Understanding What is Absinthe Made Of?

Everyone has heard of the magical mythical drink, Absinthe – the drink regarded as hallucinogenic, the Green Fairy that may cause you to see fairies, the anise flavoured herbal spirit popular in Bohemian Montmartre absinthekit. But, only a few people can answer the question “What is Absinthe made of?”. They might say wormwood though not many will be capable of expand on that!

So, what is Absinthe made of?

Well, Absinthe was created by the legendary Dr Pierre Ordinaire in Switzerland in the late eighteenth century as being an elixir for his patients.
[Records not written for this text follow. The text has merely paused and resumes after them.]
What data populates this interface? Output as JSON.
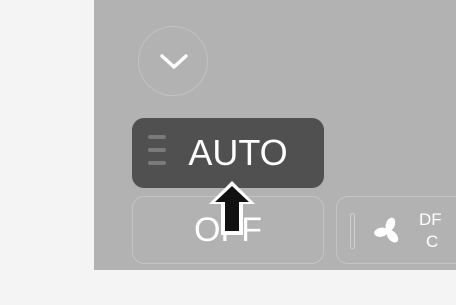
{
  "panel": {
    "collapse_button": {
      "icon": "chevron-down-icon"
    },
    "auto_button": {
      "label": "AUTO",
      "state": "active"
    },
    "off_button": {
      "label": "OFF"
    },
    "defrost_button": {
      "icon": "fan-icon",
      "label_line1": "DF",
      "label_line2": "C"
    }
  },
  "pointer": {
    "icon": "up-arrow-icon"
  },
  "colors": {
    "panel_bg": "#b2b2b2",
    "active_button_bg": "#505050",
    "label_text": "#ffffff",
    "outline": "#c4c4c4"
  }
}
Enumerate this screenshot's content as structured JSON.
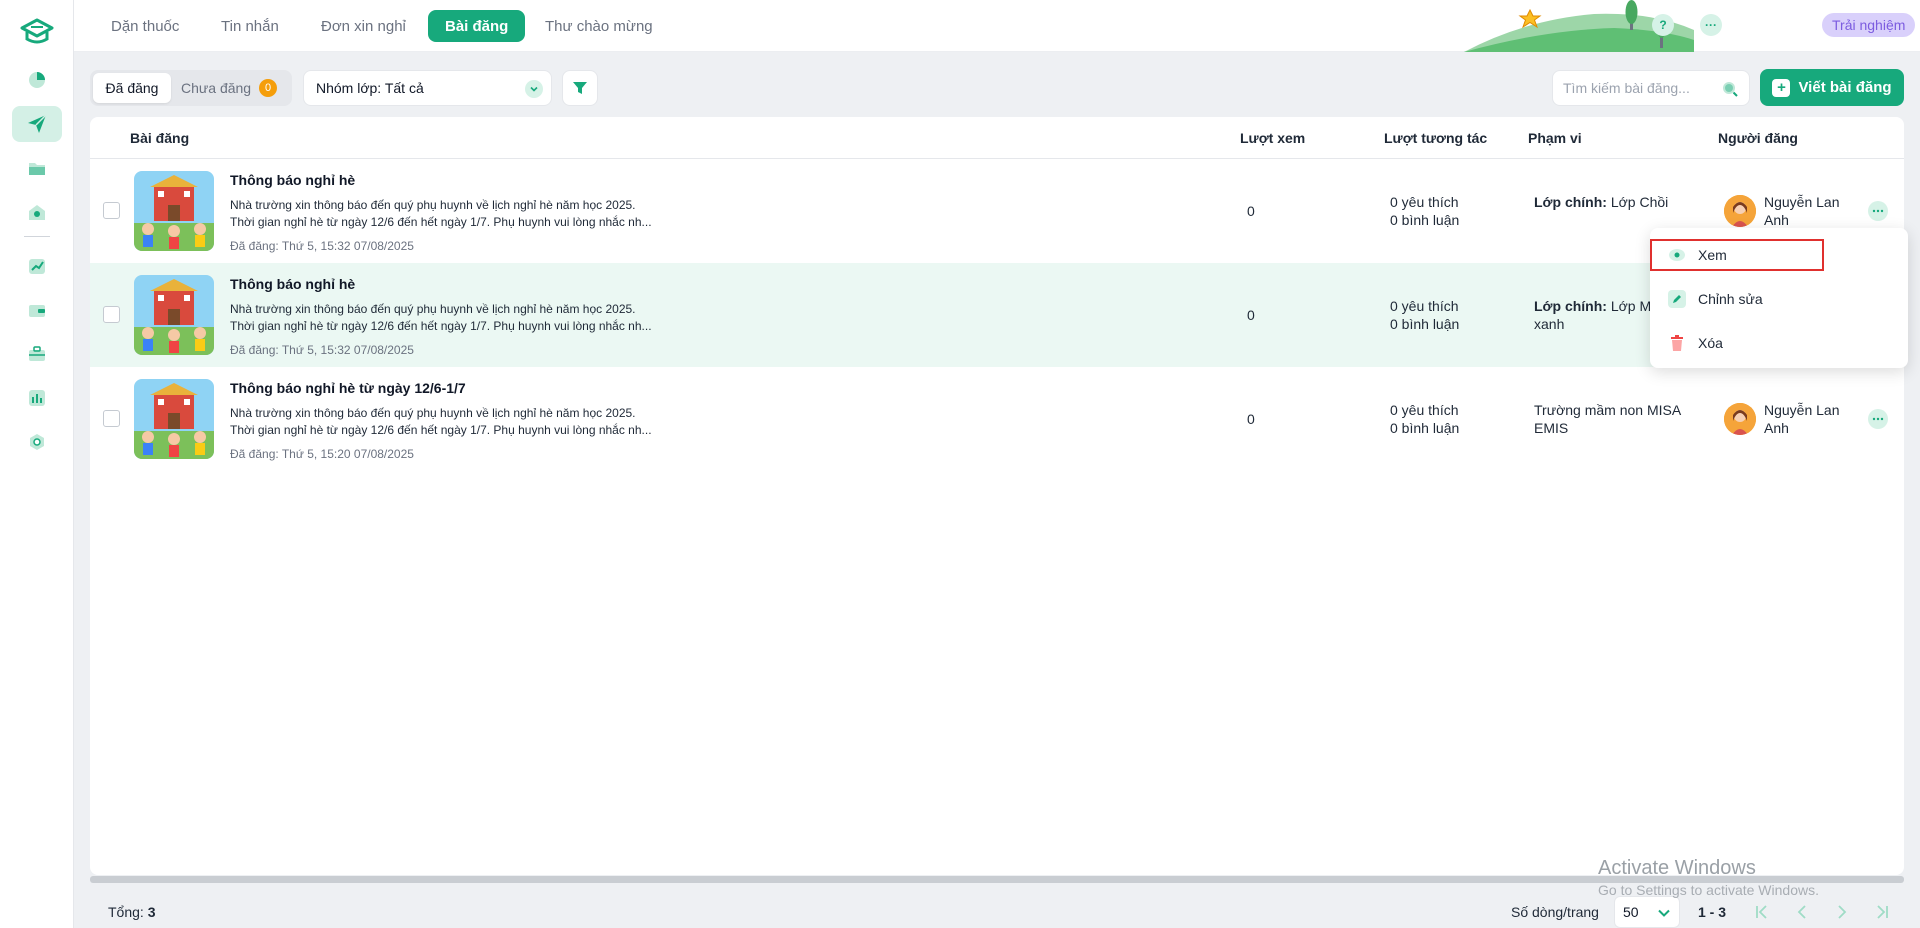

Henri-Louis Pernod began selling Absinthe in a commercial sense at the turn of the 19th century and utilized a wine base and macerated herbs together with common wormwood (artemisia absinthium), fennel, green aniseed, hyssop, angelica root, lemon balm, dittany, star anise, nutmeg, veronica and juniper to flavor and shade the alcohol.

Other herbs used in Absinthe manufacturing consist of: calamus root, mint, cloves, sweet flag, licorice, caraway seeds, coriander seeds and roman wormwood (artemisia pontica) also called petite wormwood. Claude-Alain Bugnon, the well-known bootlegger who now distills Absinthe in Switzerland, likewise flavors his La Clandestine Absinthe with local Alpine herbs which supply his Absinthe a taste of honey as well as a bouquet of Alpine meadows.

It’s the essential oils of the herbs in Absinthe which result in the Absinthe to louche when water is added. The oils are soluble in alcohol however, not in water and so precipitate when the water is added making the drink turn cloudy or milky. If your Absinthe does not louche then it may not be an actual Absinthe or a quality Absinthe abundant in essential oils.

AbsintheKit.com, who produce distilled Absinthe essences for individuals to make real Absinthe from home, use classic Absinthe herbs to flavor their essences. This indicates that Absinthe created from their essences will taste just right and also will louche beautifully.

Some Czech Absinth doesn’t consist of anise or aniseed and it is really merely a type of wormwood bitters. Ensure that you purchase real anise and wormwood Absinthe to discover the real classic flavor.

The common wormwood plant is regarded as the most popular Absinthe ingredient, the ingredient which gives Absinthe its somewhat bitter taste and the ingredient which caused Absinthe to be restricted in many countries in the early 1900s. Initially used for thousands of years as a medicine, it grew to become called a psychoactive neurotoxin which trigger psychedelic effects for instance hallucinations, convulsion and also spasms. Wormwood oil contains a chemical substance called thujon or thujone which has been compared to THC in cannabis. Absinthe was considered to contain vast amounts of thujone and to result in driving individuals to insanity and also to death.

However, recent studies and tests have demostrated that vintage Absinthe actually only was comprised of small quantities of thujone, nowhere near enough to be at all damaging. EU and US laws only allow Absinthe with small quantities of thujone to be traded so Absinthe is completely safe to consume and enjoy.

Absinthe is a spirit or liquor not a liqueur as it lacks added sugar. It’s really a high proof alcoholic drink but is generally served diluted with ice cold water and sugar. Although it is safe to use, you must remember that it is a very strong spirit and definitely will quickly allow you to get drunk particularly if you mix it with other spirits in cocktails!

So, the answer to the question “What is Absinthe made of?” is handily answered – alcohol plus a mixture of herbs.